My sympathies to you if you were caught up in the debacle of the Pentagon's security situation this morning. Although it's far from ironic, the number of hassles that people who work at or near the Pentagon have to deal with on a regular basis must be extremely aggravating. I feel for you.
It must be nice to be a lawmaker in Virginia. Besides being given the opportunity to represent your neighbors in the state assembly, every once in a while you get thrown a perk. This week, five legislators arrived in France on a $10K-a-head, all-expenses-paid trip by Virginia Uranium to study the viability of uranium mining, as the state considers lifting a ban on the practice. The trip includes three full days off to do absolutely nothing except gallivant around Paris. The Post's Anita Kumar reports on why some elected officials in the commonwealth thought taking the trip reeked of impropriety.
Like a lot of kids in the '80s, part of me wanted to grow up to be an archaeologist. After years of ingesting Indiana Jones movies, it seemed like a fun and smart way to get involved with history, science and eternal life on the side. More seriously, at the University of Maryland, a group of students is taking a love of digging for artifacts into the field in Annapolis. They are working at the James Holliday House, near the state Capitol to uncover what life was like for a middle-class African American family dating back to the Civil War. The Post's Patricia Sullivan reports on the project.
D.C. has been accused of being too progressive on more occasions than one, but sometimes intolerance shows up in a strong way. During Pride weekend, the magazine Metro Weekly reported on a gay couple that was subjected to a homophobic slur by a cashier at the Safeway on Fourth Street SW. The two men filed a complaint with the D.C. Office of Human Rights, understandably so. In addition, the woman who delivered the slur apologized on video. The Post's Victor Zapana reports the latest on that woman's employment status.
For some people, breaking away from certain technologies is a difficult process. The fall of DVDs has been a nightmare for folks who just can't deal with the fact that actual physical items for enjoying media products will likely be a thing of the past in five years. It's nearly impossible to find a Blockbuster these days, and Redbox is still just another vending machine at the grocery store for these types. The Post's Cecilia Kang chronicles the struggles of those slow to adopt streaming.
I'll say it: The Nationals are on fire. They've won six in a row, hotshot Ryan Zimmerman is back after nearly two months off with an injury, Mike Morse is crushing the baseball like it's his job and Danny Espinosa is officially my favorite player on the team. This guy was a semi-outside chance to be a contributor in spring training and now is a full-fledged beast on a team that's no longer in last place in its division. Last night, Espinosa hit a three-run shot to complete a sweep of the Cardinals. The Post's Adam Kilgore reports on the win.
• I've long contended that Alec Baldwin is the best host in the history of Saturday Night Live, and his sketch "Schweddy Balls," written by Tina Fey by the way, is one of the funniest in the history of the show. Now, Ben & Jerry's is thinking of making an ice cream flavor out of it. Good times.
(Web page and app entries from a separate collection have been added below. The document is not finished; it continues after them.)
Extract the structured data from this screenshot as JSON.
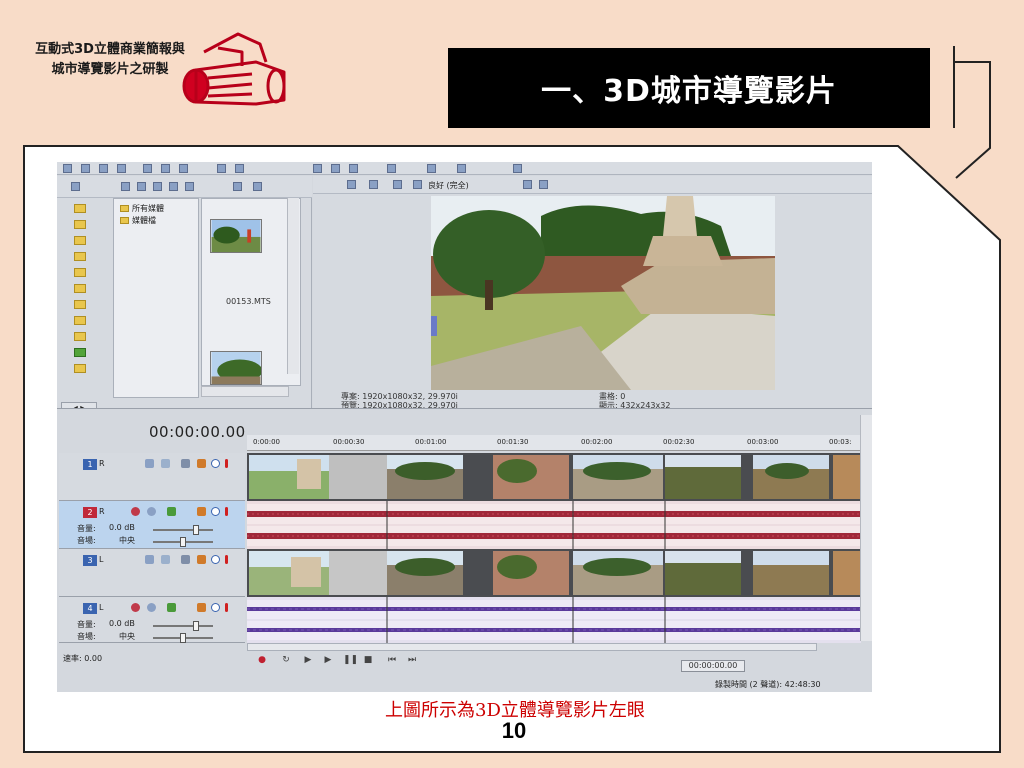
{
  "slide": {
    "logo_line1": "互動式3D立體商業簡報與",
    "logo_line2": "城市導覽影片之研製",
    "title": "一、3D城市導覽影片",
    "caption": "上圖所示為3D立體導覽影片左眼",
    "page_number": "10"
  },
  "vegas": {
    "media_tree": {
      "item1": "所有媒體",
      "item2": "媒體檔"
    },
    "thumb_file": "00153.MTS",
    "preview_quality": "良好 (完全)",
    "project_info": "專案: 1920x1080x32, 29.970i",
    "preview_info": "預覽: 1920x1080x32, 29.970i",
    "frame_info": "畫格: 0",
    "display_info": "顯示: 432x243x32",
    "timecode": "00:00:00.00",
    "ruler": [
      "0:00:00",
      "00:00:30",
      "00:01:00",
      "00:01:30",
      "00:02:00",
      "00:02:30",
      "00:03:00",
      "00:03:"
    ],
    "tracks": [
      {
        "num": "1",
        "chan": "R"
      },
      {
        "num": "2",
        "chan": "R",
        "vol_label": "音量:",
        "vol_value": "0.0 dB",
        "pan_label": "音場:",
        "pan_value": "中央"
      },
      {
        "num": "3",
        "chan": "L"
      },
      {
        "num": "4",
        "chan": "L",
        "vol_label": "音量:",
        "vol_value": "0.0 dB",
        "pan_label": "音場:",
        "pan_value": "中央"
      }
    ],
    "rate": "速率: 0.00",
    "transport_timecode": "00:00:00.00",
    "record_time": "錄製時間 (2 聲道): 42:48:30"
  }
}
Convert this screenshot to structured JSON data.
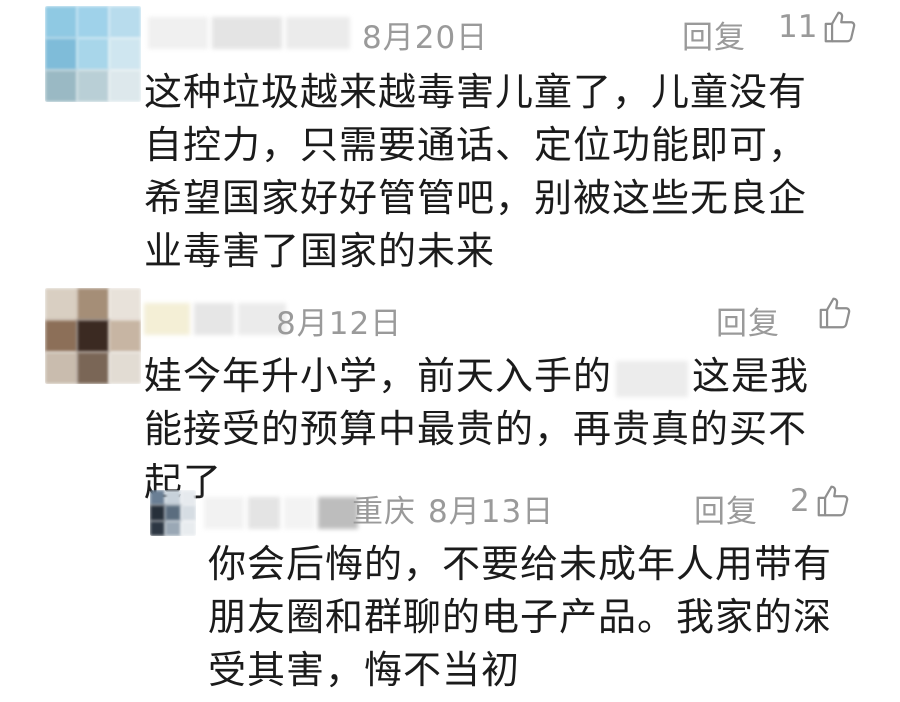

If you have any relatives with girls coming to town, listen up. An American Girl store is opening up in Tysons Corner, but the company insists on branding it as being in Washington, D.C. You have been warned.
• Father's Day is coming up, and the question is: Who’s Your Hollywood or TV Dad?